Now, some farmers from Arkansas to Minnesota are planting a type called edamame, which is commonly used in Asian cuisine.
Food trend experts and farmers say edamame remains a niche product - somewhere between chia seeds and quinoa in popularity - but they see potential for growth if food companies can figure out an efficient processing system for a crop that must be harvested and packaged quickly. Plus, with meat prices rising, Americans are interested in less expensive, alternative proteins. And possible marketing worries, including the notion that soybeans are livestock food, have faded.
"Soy has not historically been viewed as being an edible crop in the U.S., but now, with more people becoming aware of Asian foods like tofu and edamame . . . and more people adopting plant-based diets," things are changing, said Ray Chung, who runs an Arkansas plant billed as the first one in the U.S. dedicated to processing edamame.
Harry Balzer, chief industry analyst for The NPD Group, a consumer market research firm, said he's seen a trend in cost-conscious consumers looking for alternatives to meat.
"If you can make my proteins cheaper by providing me with an alternative protein source, I think you have a wider market because now you're talking about money saved," Balzer said.
It's not clear how much edamame is being produced in the U.S. because the Department of Agriculture doesn't distinguish it from other soybeans. But trade groups, such as the American Soybean Association and the Ankeny, Iowa-based Soyfoods Council, agree that the amount is small, and most of what Americans eat now comes from Asia.
Farmers who are testing the edamame market have mostly started small. Ray Gaesser has been planting about one-tenth of an acre on his farm near Corning, Iowa. His main business comes from some 6,000 acres of soybeans and corn.
"Growing edamame is the same thing as growing a conventional soybean. It's the harvesting that's the difference," said Gaesser, who is also first vice president of the St. Louis-based American Soybean Association.
Farmers typically plant soybeans - edamame or otherwise - in the spring. The plants sprout, grow leaves and flowers and, eventually, bean pods. Most commercially produced soy is left to dry in the fields before its seeds are harvested to make oil and animal feed. Edamame, on the other hand, is picked when the bean pods are green and tender.
"Once it's harvested, you've got a certain amount of time to get it to the processing plant to get it processed or you start losing quality and you start losing product," said Jeremy Ross, an extension soybean specialist at the University of Arkansas Cooperative Extension Service.
Gaesser has been growing edamame for several years now and said he would consider planting more, but there's not a processing plant close enough to his farm to make it practical.
In Arkansas, Chung and his father convinced nearby farmers to grow some 900 acres of edamame last year for his company, American Vegetable Soybean & Edamame Inc. He plans to increase that number this year, although he wouldn't say by exactly how much.

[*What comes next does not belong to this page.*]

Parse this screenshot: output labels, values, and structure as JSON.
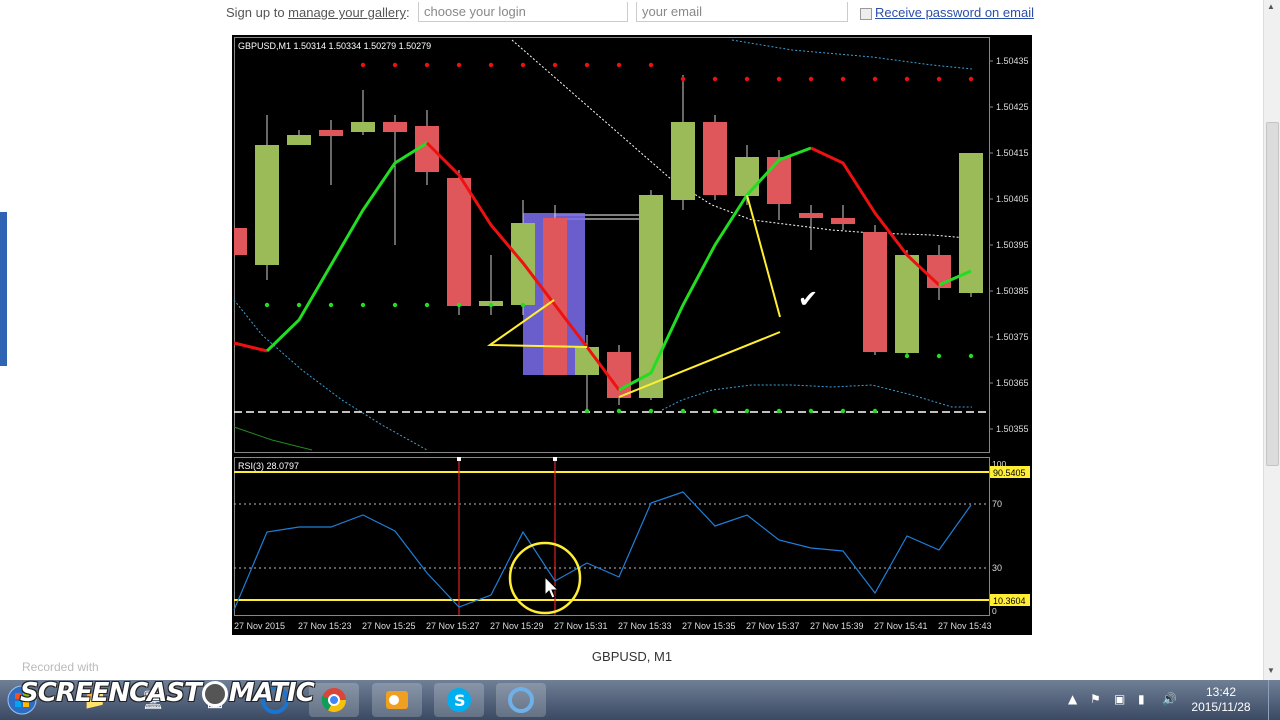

He wouldn't allow The Associated Press to talk to his farmers, either, citing confidentiality agreements.
Chung is protective of his company's share of what he estimates is a $175 million to $200 million market, with 25,000 to 30,000 tons of edamame being consumed each year in the United States.
All the edamame frozen at his plant about 140 miles northwest of Little Rock is grown in the U.S. Chung and Gaesser said that edamame could be more profitable for farmers than other kinds of soybeans.
Chung's company is selling now to stores including Sam's Club and Whole Foods. Someday, he hopes to export American-grown edamame to Asia, where people have been eating it for centuries.
"There's a big middle class that's emerging in China, and they're becoming more educated about food choices," Chung said. "And so, to them, when they see a 'Made in the USA' label . . . they want it."